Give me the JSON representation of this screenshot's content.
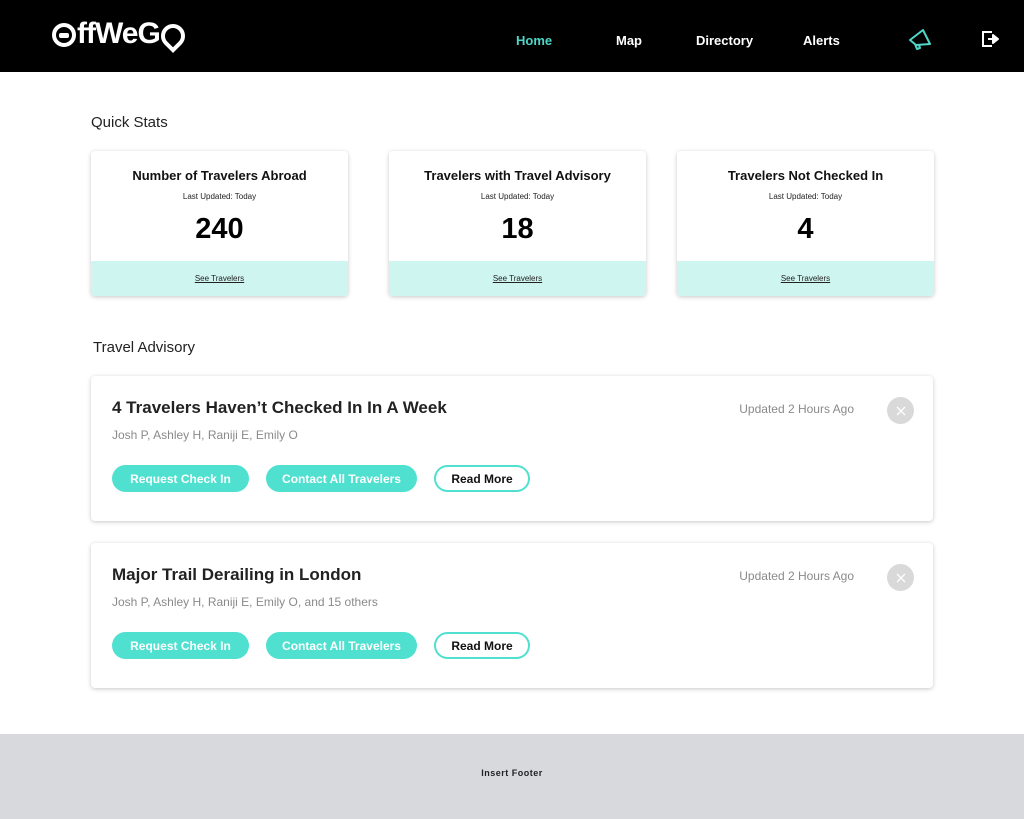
{
  "app": {
    "name": "OffWeGO"
  },
  "nav": {
    "links": [
      {
        "label": "Home",
        "active": true
      },
      {
        "label": "Map",
        "active": false
      },
      {
        "label": "Directory",
        "active": false
      },
      {
        "label": "Alerts",
        "active": false
      }
    ],
    "icons": [
      "megaphone-icon",
      "logout-icon"
    ],
    "accent_color": "#4fd6c7"
  },
  "quick_stats": {
    "title": "Quick Stats",
    "cards": [
      {
        "title": "Number of Travelers Abroad",
        "updated": "Last Updated: Today",
        "value": "240",
        "link": "See Travelers"
      },
      {
        "title": "Travelers with Travel Advisory",
        "updated": "Last Updated: Today",
        "value": "18",
        "link": "See Travelers"
      },
      {
        "title": "Travelers Not Checked In",
        "updated": "Last Updated: Today",
        "value": "4",
        "link": "See Travelers"
      }
    ]
  },
  "travel_advisory": {
    "title": "Travel Advisory",
    "items": [
      {
        "title": "4 Travelers Haven’t Checked In In A Week",
        "names": "Josh P, Ashley H, Raniji E, Emily O",
        "updated": "Updated 2 Hours Ago",
        "buttons": {
          "request": "Request Check In",
          "contact": "Contact All Travelers",
          "read_more": "Read More"
        }
      },
      {
        "title": "Major Trail Derailing in London",
        "names": "Josh P, Ashley H, Raniji E, Emily O, and 15 others",
        "updated": "Updated 2 Hours Ago",
        "buttons": {
          "request": "Request Check In",
          "contact": "Contact All Travelers",
          "read_more": "Read More"
        }
      }
    ]
  },
  "footer": {
    "text": "Insert Footer"
  },
  "colors": {
    "accent": "#4fe0cf",
    "card_footer": "#cff5f0",
    "footer_bg": "#d8d9dd",
    "nav_bg": "#000000"
  }
}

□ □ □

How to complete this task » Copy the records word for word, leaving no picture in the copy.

Solution to the exercise »
Give me the JSON representation of this screenshot's content.
{
  "app": {
    "name": "OffWeGO"
  },
  "nav": {
    "links": [
      {
        "label": "Home",
        "active": true
      },
      {
        "label": "Map",
        "active": false
      },
      {
        "label": "Directory",
        "active": false
      },
      {
        "label": "Alerts",
        "active": false
      }
    ],
    "icons": [
      "megaphone-icon",
      "logout-icon"
    ],
    "accent_color": "#4fd6c7"
  },
  "quick_stats": {
    "title": "Quick Stats",
    "cards": [
      {
        "title": "Number of Travelers Abroad",
        "updated": "Last Updated: Today",
        "value": "240",
        "link": "See Travelers"
      },
      {
        "title": "Travelers with Travel Advisory",
        "updated": "Last Updated: Today",
        "value": "18",
        "link": "See Travelers"
      },
      {
        "title": "Travelers Not Checked In",
        "updated": "Last Updated: Today",
        "value": "4",
        "link": "See Travelers"
      }
    ]
  },
  "travel_advisory": {
    "title": "Travel Advisory",
    "items": [
      {
        "title": "4 Travelers Haven’t Checked In In A Week",
        "names": "Josh P, Ashley H, Raniji E, Emily O",
        "updated": "Updated 2 Hours Ago",
        "buttons": {
          "request": "Request Check In",
          "contact": "Contact All Travelers",
          "read_more": "Read More"
        }
      },
      {
        "title": "Major Trail Derailing in London",
        "names": "Josh P, Ashley H, Raniji E, Emily O, and 15 others",
        "updated": "Updated 2 Hours Ago",
        "buttons": {
          "request": "Request Check In",
          "contact": "Contact All Travelers",
          "read_more": "Read More"
        }
      }
    ]
  },
  "footer": {
    "text": "Insert Footer"
  },
  "colors": {
    "accent": "#4fe0cf",
    "card_footer": "#cff5f0",
    "footer_bg": "#d8d9dd",
    "nav_bg": "#000000"
  }
}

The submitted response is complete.